Lentils are good for you. They’re one of the cheapest sources of high quality plant protein. They cook quickly. And…how I wish I liked them. I mean, they’re OK. I’m not against eating them once or twice a month. But more than that and I start to gag at the thought of those slightly musty, pebble-like legumes.
I finally found a recipe I like them in. As in, “Wow, I’m really enjoying this!” instead of, “Well, at least they’re good for me.” It’s a vegetarian (easily veganized) version of shepherd’s pie adapted from Vicki Smallwood’s 100 Great Recipes: Vegetarian. Shepherd’s Pie is a stew topped with mashed potatoes and baked until golden on top. This recipe isn’t super fast, but it’s difficult to mess up, adaptable, cheap, and so enjoyable you might even forget how good it is for you.

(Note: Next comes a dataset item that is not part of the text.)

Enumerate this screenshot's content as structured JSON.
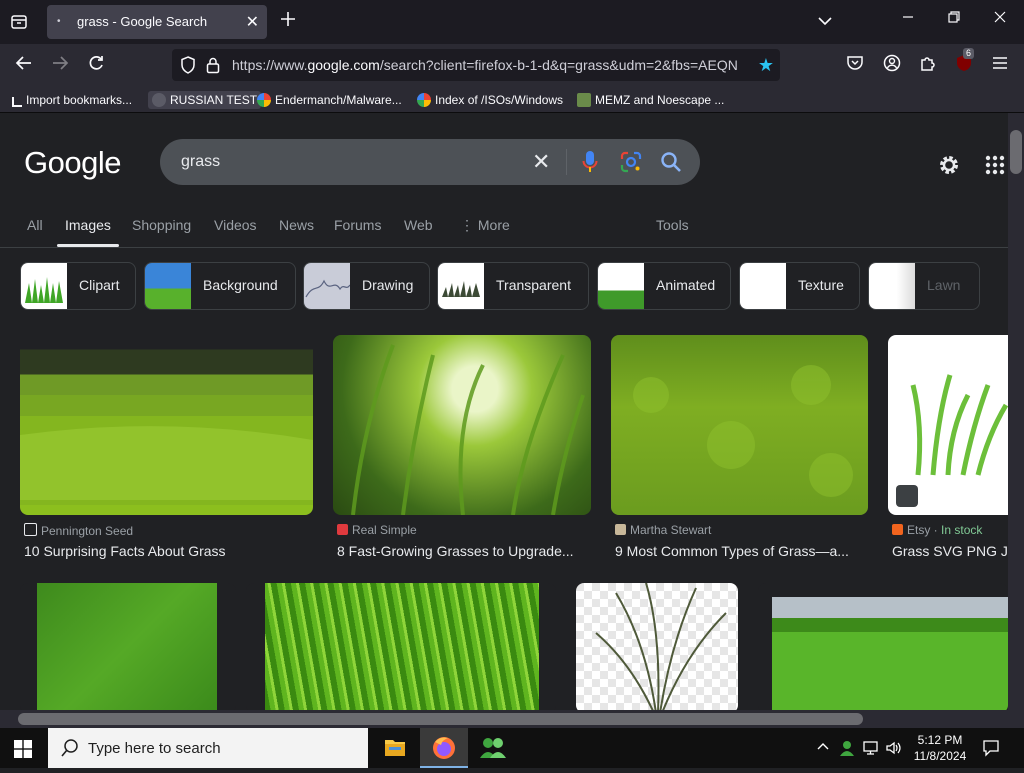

It’s a good dish to make in the winter when root vegetables are readily available. Go ahead and try different vegetables in it — sweet potatoes, turnips, celery root…I bet it’ll taste fine. As with all my recipes, proportions are flexible and forgiving.
Vegetarian Shepherd’s Pie (serves 4)
For the top:
- 1.5lb russet potatoes, peeled and cubed
- 1/2c milk (can be omitted for vegan version)
- 2 TB butter or margarine
- salt to taste
For the stew:
- 2TB vegetable oil
- 1 onion, chopped
- 3 stalks celery, chopped
- 1c carrots (about one big one), cut into small cubes
- 1 medium parsnip, small cubes
- 1 medium rutabaga, small cubes
- 1 c green lentils
- 1 14oz can diced tomatoes (highly recommend fire-roasted for more flavor)
- 2 tsp nutritional yeast
- 2/3c vegetable stock
- about 1/2 c water
- dash of garlic powder
- salt and pepper to taste
1. Boil potatoes 12-15 minutes until tender. Drain and mash with milk, butter, and salt to taste. A little chunky is OK.
2. While potatoes are boiling, chop onions, celery, carrots, and rutabaga. Do smaller cubes if you’re in a hurry.
3. Heat 2TB vegetable oil in a pot and saute onion on medium until fragrant (about 5 minutes). Add other vegetables and continue sauteing another 5 minutes.
4. Add green lentils, stock, tomatoes, nutritional yeast, garlic powder, and just enough water to cover. Bring to a boil and simmer about 20 minutes, or until lentils are just tender. (You can try red lentils to reduce the simmering time.) I recommend (ahem!) also trying some of the vegetables to make sure the crunch has gone out of them, too. They will not get much softer in the oven. Season to taste.
5. While lentils are simmering, preheat oven to 350 and spray an 8×8 dish (optional, makes clean up somewhat easier). Pour in lentils and top with mashed potatoes, using a spatula to smooth potatoes into one layer. You might end up with extra mashed potatoes. Extra mashed potatoes have never been a problem in my household.
6. Bake for 25-30 minutes, or until potatoes are lightly golden. Alternately, you could try broiling it for just a few minutes.
This is a hearty, warming winter meal. I loved it with the smoky fire-roasted tomatoes, which complemented the earthy flavor of the lentils. It’s also a good way to work in some different root vegetables. Parsnips are a slightly sweet, fragrant root vegetable that tend to get overlooked, and that’s to say nothing of the homely celeriac or rutabaga.
I’m willing to eat lentils in soup, chili, and dal, but this recipe is my new favorite way to get them in to my diet. Do you like lentils? What are your favorite recipes?